Once your home study is approved, you must pay the Waiting Pool fee in order to become “active.” Once we pay this fee (it’s the largest one out of the process), we will enter the waiting pool and our profile will be available for expectant mothers to view. From there, an expectant mother can ask to meet us and if she likes us, she can choose us! If we agree to proceed, we are then considered “matched”! It’s very possible that your book is viewed many times, you even meet with the expectant family, and you are not selected. This may happen repeatedly. It’s also very possible that this only happens a few times and you are chosen right away! We hope for the latter. 😉 Another scenario is when an expectant mother is at the hospital (never having worked with an agency) and chooses adoption then and there. The hospital then contacts an agency. If it’s our agency, our agency will provide the expectant mother with a few profile books of families that seem like a good match. She will then pick and the agency will contact a family and let them know they have a baby! There’s also the situation when the expectant mother decides to parent the child once the child is born (or before then), which is very much her right. This is her child. In these moments where she changes her mind, couples are often left heartbroken as they’ve become very vested and attached. It’s an extremely emotional process. The wait for “the call” can be torture in itself. So as you can see, anything can happen once you enter the waiting pool and you have to prepared for that. Some wait weeks, some wait months, some wait a year or more. Adoption is one crazy, amazing adventure!

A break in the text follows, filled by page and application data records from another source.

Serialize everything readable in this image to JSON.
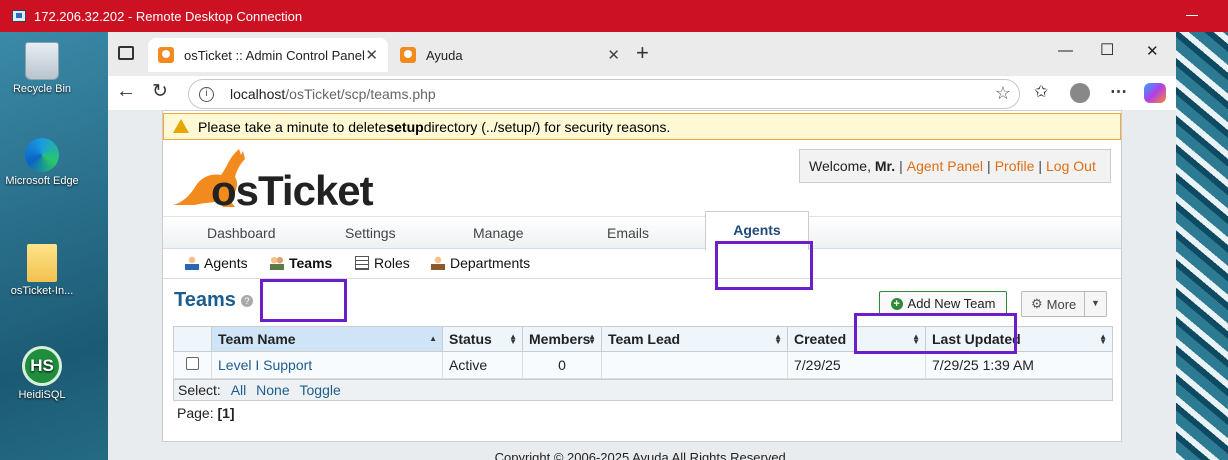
{
  "rdp": {
    "title": "172.206.32.202 - Remote Desktop Connection"
  },
  "desktop": {
    "icons": [
      {
        "label": "Recycle Bin",
        "icon": "recycle-bin-icon"
      },
      {
        "label": "Microsoft Edge",
        "icon": "edge-icon"
      },
      {
        "label": "osTicket-In...",
        "icon": "folder-icon"
      },
      {
        "label": "HeidiSQL",
        "icon": "heidisql-icon",
        "glyph": "HS"
      }
    ]
  },
  "browser": {
    "tabs": [
      {
        "label": "osTicket :: Admin Control Panel",
        "active": true
      },
      {
        "label": "Ayuda",
        "active": false
      }
    ],
    "new_tab": "+",
    "url_host": "localhost",
    "url_path": "/osTicket/scp/teams.php"
  },
  "page": {
    "warning": {
      "pre": "Please take a minute to delete ",
      "bold": "setup",
      "post": " directory (../setup/) for security reasons."
    },
    "logo_text": "osTicket",
    "welcome": {
      "pre": "Welcome, ",
      "name": "Mr.",
      "agent_panel": "Agent Panel",
      "profile": "Profile",
      "logout": "Log Out",
      "sep": "|"
    },
    "nav": {
      "dashboard": "Dashboard",
      "settings": "Settings",
      "manage": "Manage",
      "emails": "Emails",
      "agents": "Agents"
    },
    "subnav": {
      "agents": "Agents",
      "teams": "Teams",
      "roles": "Roles",
      "departments": "Departments"
    },
    "title": "Teams",
    "help": "?",
    "add_button": "Add New Team",
    "more_button": "More",
    "table": {
      "headers": [
        "Team Name",
        "Status",
        "Members",
        "Team Lead",
        "Created",
        "Last Updated"
      ],
      "rows": [
        {
          "name": "Level I Support",
          "status": "Active",
          "members": "0",
          "lead": "",
          "created": "7/29/25",
          "updated": "7/29/25 1:39 AM"
        }
      ]
    },
    "select": {
      "label": "Select:",
      "all": "All",
      "none": "None",
      "toggle": "Toggle"
    },
    "pager": {
      "label": "Page:",
      "current": "[1]"
    },
    "footer": "Copyright © 2006-2025 Ayuda All Rights Reserved."
  },
  "colors": {
    "rdp_bar": "#cc1222",
    "highlight": "#6a1fc9",
    "brand_orange": "#f28a1e",
    "link": "#1d5d8e"
  }
}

Fees: The Waiting Pool fee ($$$$$) is due before you can become active and enter the pool.
(This is the point we’re currently at! We met our Stage 1 fundraising goal on 5-6-16 and became an official, active waiting family on 5-9-16. Thank you for all your generosity and support! And now we wait…)
***You’re Chosen aka Matched!
7-19-16: WE’VE BEEN MATCHED! Baby girl is due late September 2016. We can’t wait to meet our little Hazel! Read more here: Match Blog Post
10-3-16: BABY HAZEL HAS BEEN PLACED WITH US AND SHE IS OUR DAUGHTER! Read more here: Hazel is Here!
Fees: The Placement fee (2nd largest fee) is due when you are placed with your child.
More to come…
More to come…
Fees: There is a fee and it is to be paid at the same time as the Placement fee.